Oh Arizona! how I love thee so: it just wouldn’t be Bat Country without ya. You really gotta hand it to the Grand Canyon State, because they are not content with just being the lead runner in the race for America’s most batshit crazy hysterical state; they want to win by a country mile. This latest New York Times story just proves that the nuttiest state in the Union is looking to lap the field.

Recently, a few wicked sand-storms popped up in the Phoenix area, and were referred to in the media by the proper name “haboob.” Well, apparently a few Arizonans were so upset by the use of an Arabic word to describe their precious, culturally-significant “sand-storms,” that they just had to express their outrage in xenophobic rants to the Arizona Republic, here and here; and, as usual, the comment section to these are so enlightening.

Here is a great quote, from the NY Times piece on this nonsense in the first link:

Not everyone was put out by the use of the term. David Wilson of Goodyear, Ariz., said those who wanted to avoid Arabic terms should steer clear of algebra, zero, pajamas and khaki, as well. “Let’s not become so ‘xenophobic’ that we forget to remember that we are citizens of the world, nor fail to recognize the contributions of all cultures to the richness of our language,” he wrote.

This quote should put to bed any doubt that anyone offended by the use of the word “haboob” is a pathetic ignoramus.

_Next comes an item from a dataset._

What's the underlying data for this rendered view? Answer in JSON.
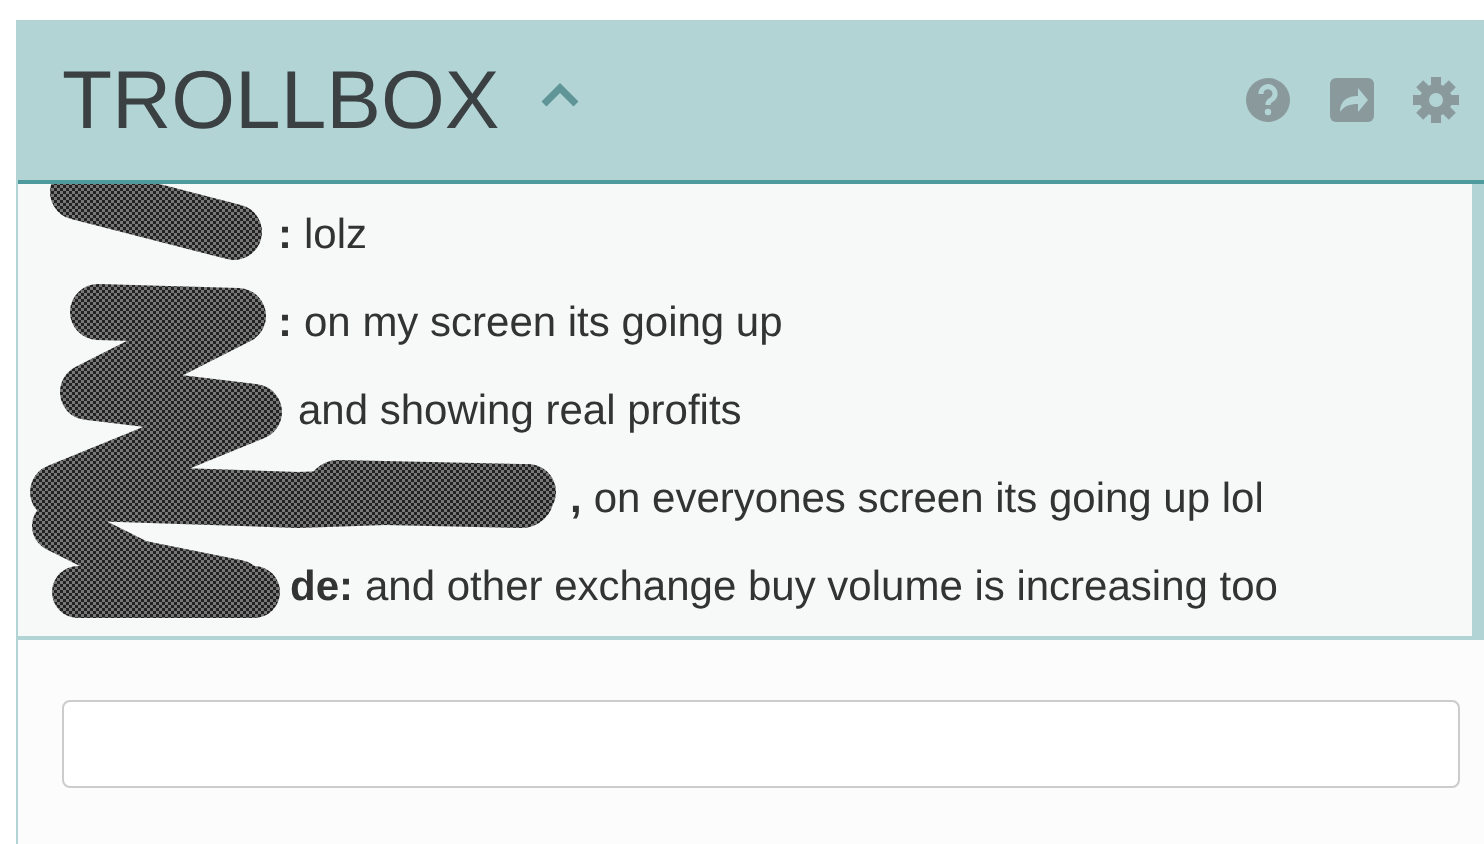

It must be so exhausting for these morons to go through life getting all bent out of shape of stuff like this. I almost feel sorry for them…almost.

“Don’t Cut Off My Penis! I NEED that!”

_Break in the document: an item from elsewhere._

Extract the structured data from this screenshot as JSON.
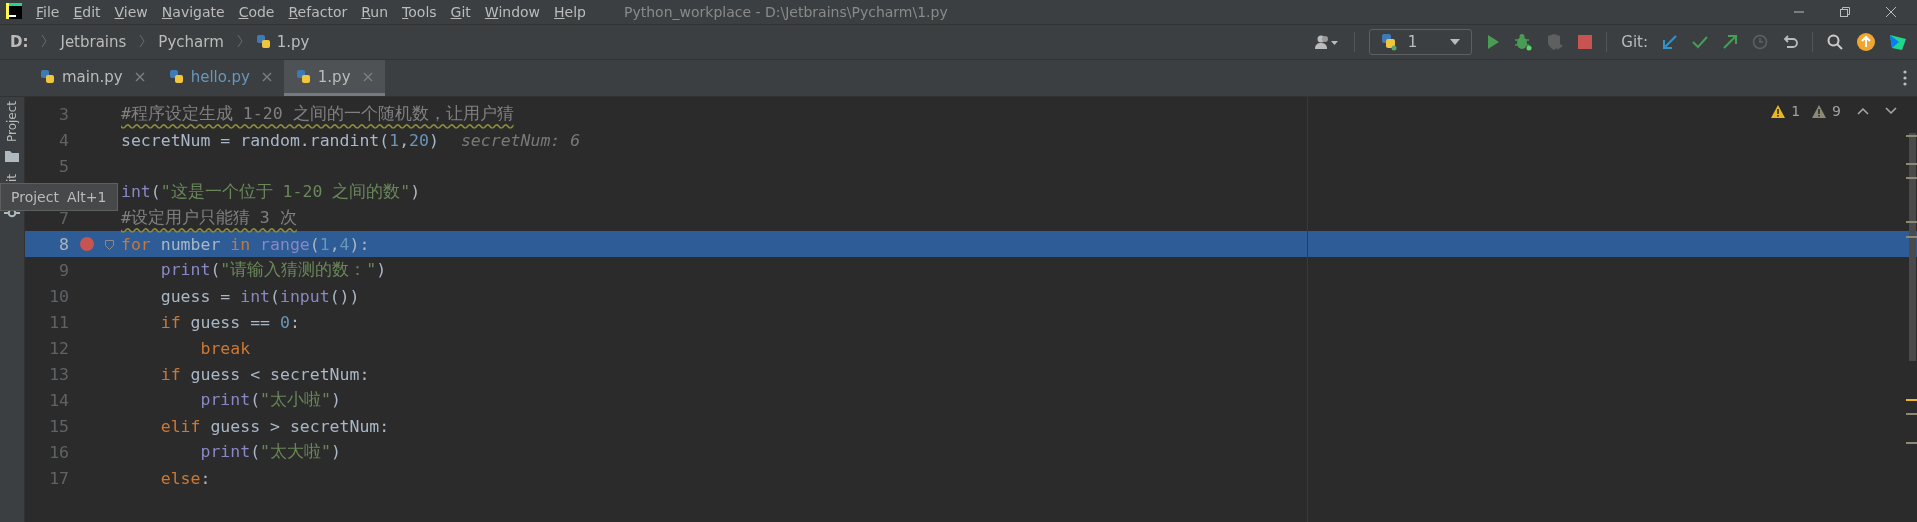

Talk about living in Bat Country!

So by now you have probably heard about the woman who cut off her husband’s penis; and as if that wasn’t enough, she threw into the garbage disposal, and, well, disposed of it. Yikes! She said he deserved it; which begs the question I am eagerly awaiting answer to: what the fuck did this dude deserve all that?!

What with its status as the first major Trial of the Century/Millennium and all, Casey Anthony’s sensational trial and bombshell acquittal hearkened back to the O.J. days. So now it only makes sense to say, “Step aside, Lorena Bobbitt: For now we have a new penis-chopper, for the new millenium, and her name is Catherine Kieu Becker.”

And this all means that we have officially reached the apex of the 90’s revival.